For about three days before the test, your doctor may ask you to avoid certain foods and medications. Follow your doctor’s instructions carefully.
- Certain fruits and vegetables, including broccoli and turnips
- Red meat
- Vitamin C supplements
- Pain relievers, such as aspirin and ibuprofen (Advil, Motrin IB, others)
The fecal occult blood test is normally negative.
For the guaiac-based FOBT, a positive test result indicates that abnormal bleeding is occurring somewhere in the digestive tract. This blood loss could be due to ulcers, diverticulosis, polyps, inflammatory bowel disease, hemorrhoids, blood swallowed due to bleeding gums or nosebleeds, or benign or cancerous tumors.
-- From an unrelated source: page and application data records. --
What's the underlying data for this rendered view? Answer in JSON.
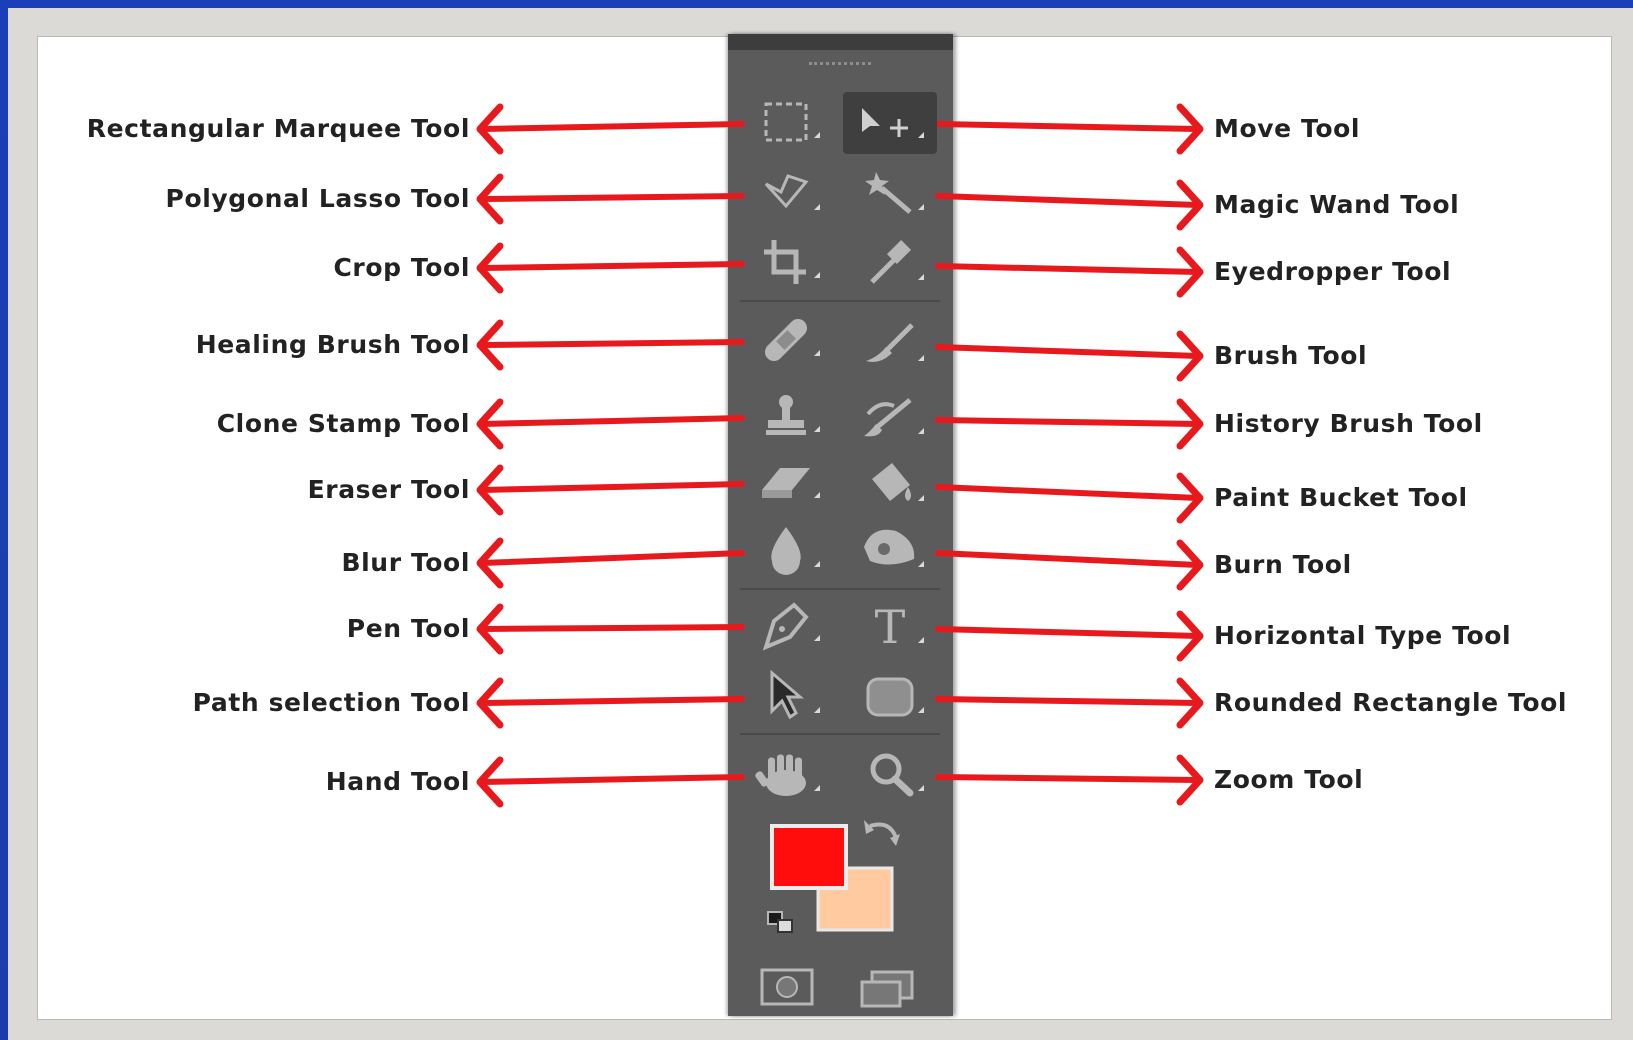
{
  "left_tools": [
    {
      "label": "Rectangular Marquee Tool",
      "icon": "rectangular-marquee-icon"
    },
    {
      "label": "Polygonal Lasso Tool",
      "icon": "polygonal-lasso-icon"
    },
    {
      "label": "Crop Tool",
      "icon": "crop-icon"
    },
    {
      "label": "Healing Brush Tool",
      "icon": "healing-brush-icon"
    },
    {
      "label": "Clone Stamp Tool",
      "icon": "clone-stamp-icon"
    },
    {
      "label": "Eraser Tool",
      "icon": "eraser-icon"
    },
    {
      "label": "Blur Tool",
      "icon": "blur-drop-icon"
    },
    {
      "label": "Pen Tool",
      "icon": "pen-nib-icon"
    },
    {
      "label": "Path selection Tool",
      "icon": "path-selection-arrow-icon"
    },
    {
      "label": "Hand Tool",
      "icon": "hand-icon"
    }
  ],
  "right_tools": [
    {
      "label": "Move Tool",
      "icon": "move-icon"
    },
    {
      "label": "Magic Wand Tool",
      "icon": "magic-wand-icon"
    },
    {
      "label": "Eyedropper Tool",
      "icon": "eyedropper-icon"
    },
    {
      "label": "Brush Tool",
      "icon": "brush-icon"
    },
    {
      "label": "History Brush Tool",
      "icon": "history-brush-icon"
    },
    {
      "label": "Paint Bucket Tool",
      "icon": "paint-bucket-icon"
    },
    {
      "label": "Burn Tool",
      "icon": "burn-hand-icon"
    },
    {
      "label": "Horizontal Type Tool",
      "icon": "type-t-icon",
      "glyph": "T"
    },
    {
      "label": "Rounded Rectangle Tool",
      "icon": "rounded-rectangle-icon"
    },
    {
      "label": "Zoom Tool",
      "icon": "magnifier-icon"
    }
  ],
  "colors": {
    "foreground": "#ff0d0d",
    "background": "#ffcaa0",
    "arrow": "#e8191c",
    "toolbar": "#5b5b5b"
  },
  "footer_icons": [
    "quick-mask-icon",
    "screen-mode-icon",
    "swap-colors-icon",
    "default-colors-icon"
  ]
}
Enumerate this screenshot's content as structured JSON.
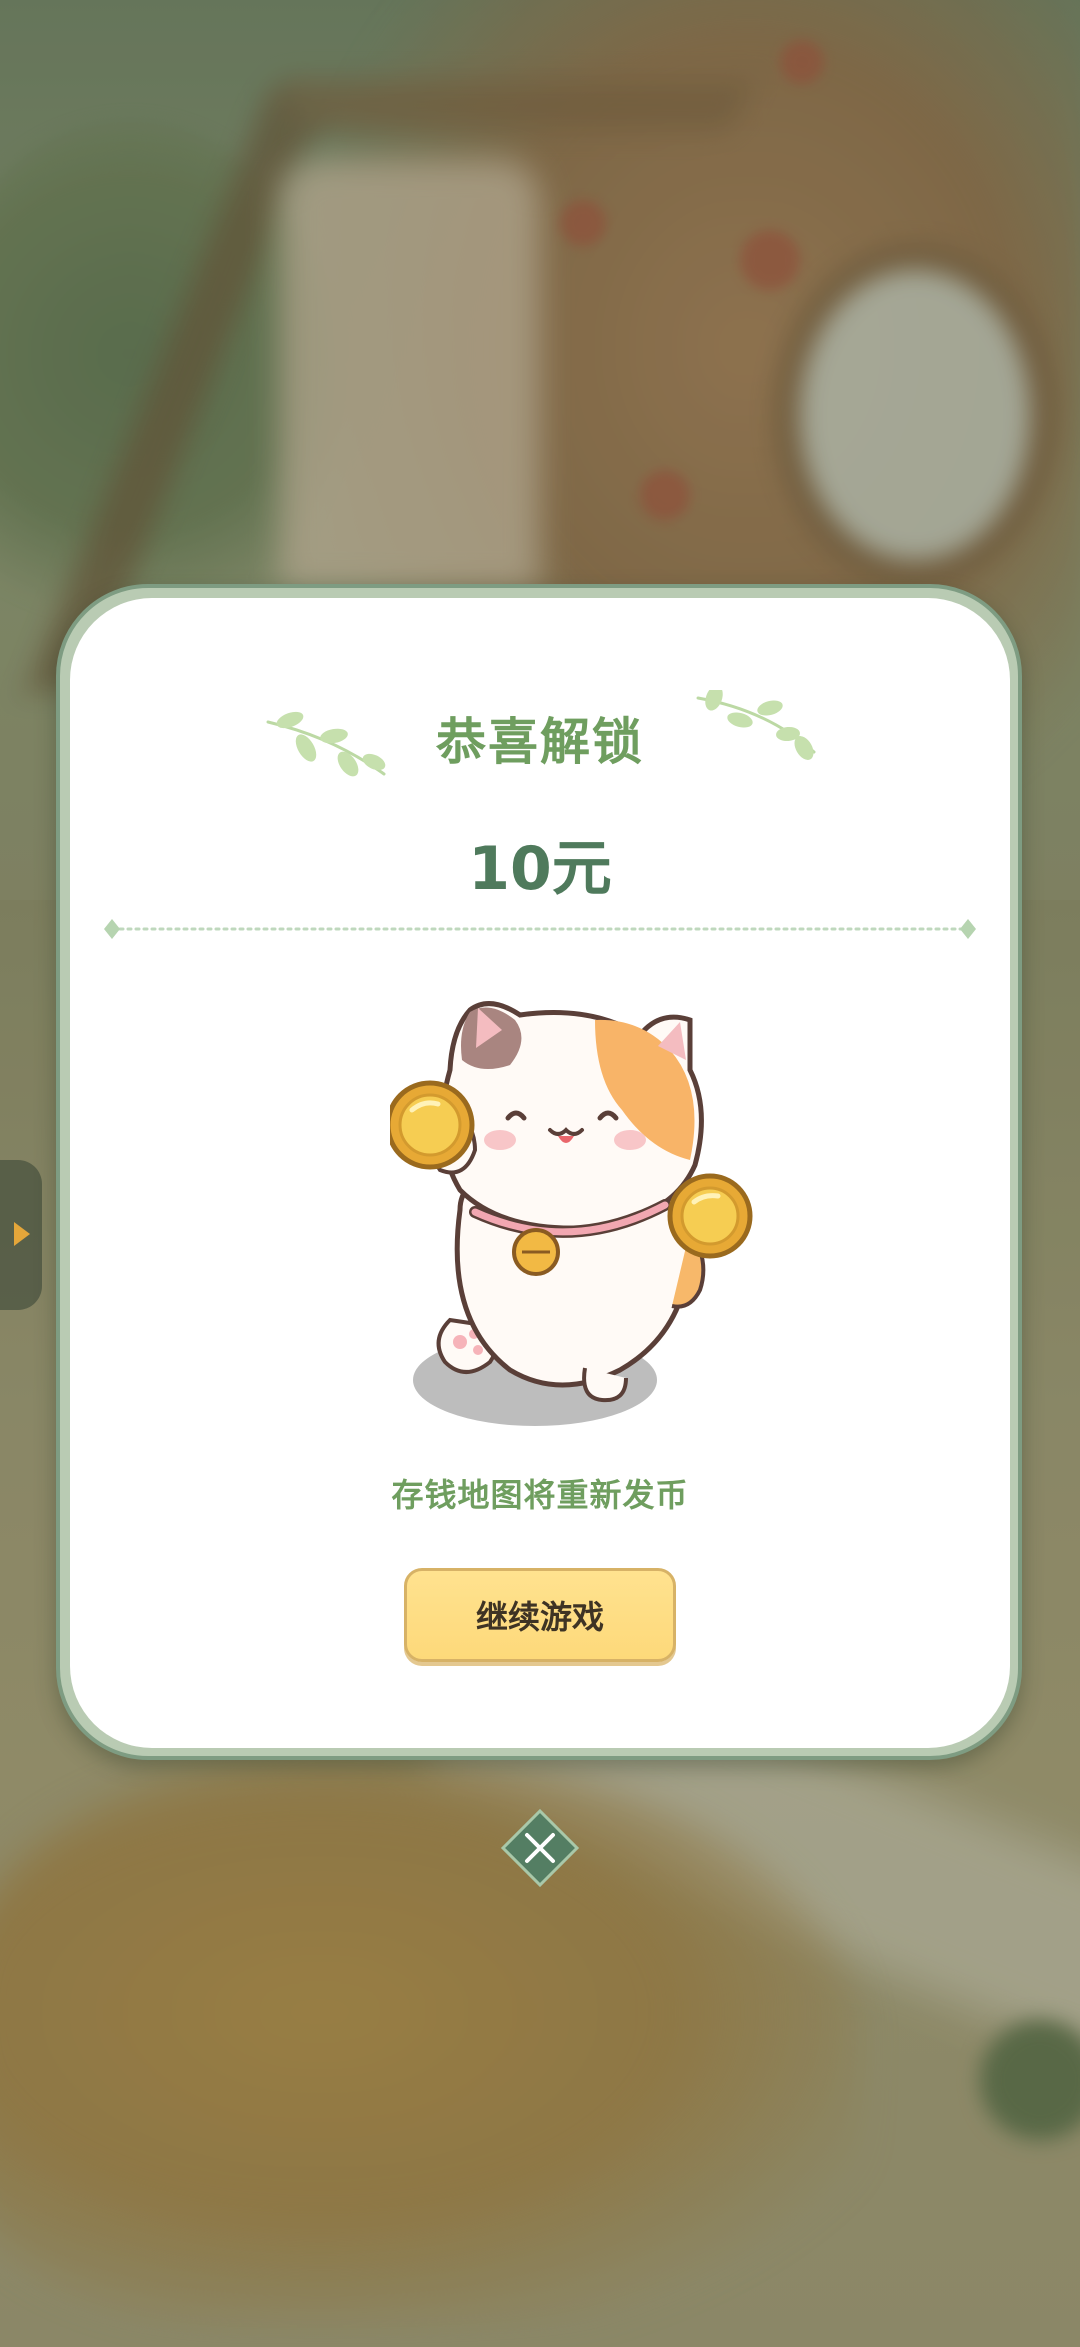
{
  "dialog": {
    "title": "恭喜解锁",
    "amount": "10元",
    "message": "存钱地图将重新发币",
    "continue_button": "继续游戏",
    "close_icon": "close-x-icon"
  },
  "colors": {
    "title_green": "#6f9e5f",
    "amount_green": "#4f7a5c",
    "button_yellow": "#fdd97a",
    "card_border": "#7e9c82"
  }
}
For the fecal immunochemical test (FIT), a positive result indicates abnormal bleeding in the lower digestive tract. Since this test detects only human hemoglobin, other sources of blood, such as from the diet, do not cause a positive result. Moreover, hemoglobin from bleeding in the upper digestive tract is broken down before it reaches the lower digestive tract and is not detected by the FIT. Thus, the FIT is a more specific test than gFOBT.
A positive result from either the guaiac-based FOBT or immunochemical FIT requires follow-up testing. This usually involves direct imaging of the colon and rectum (sigmoidoscopy or colonoscopy).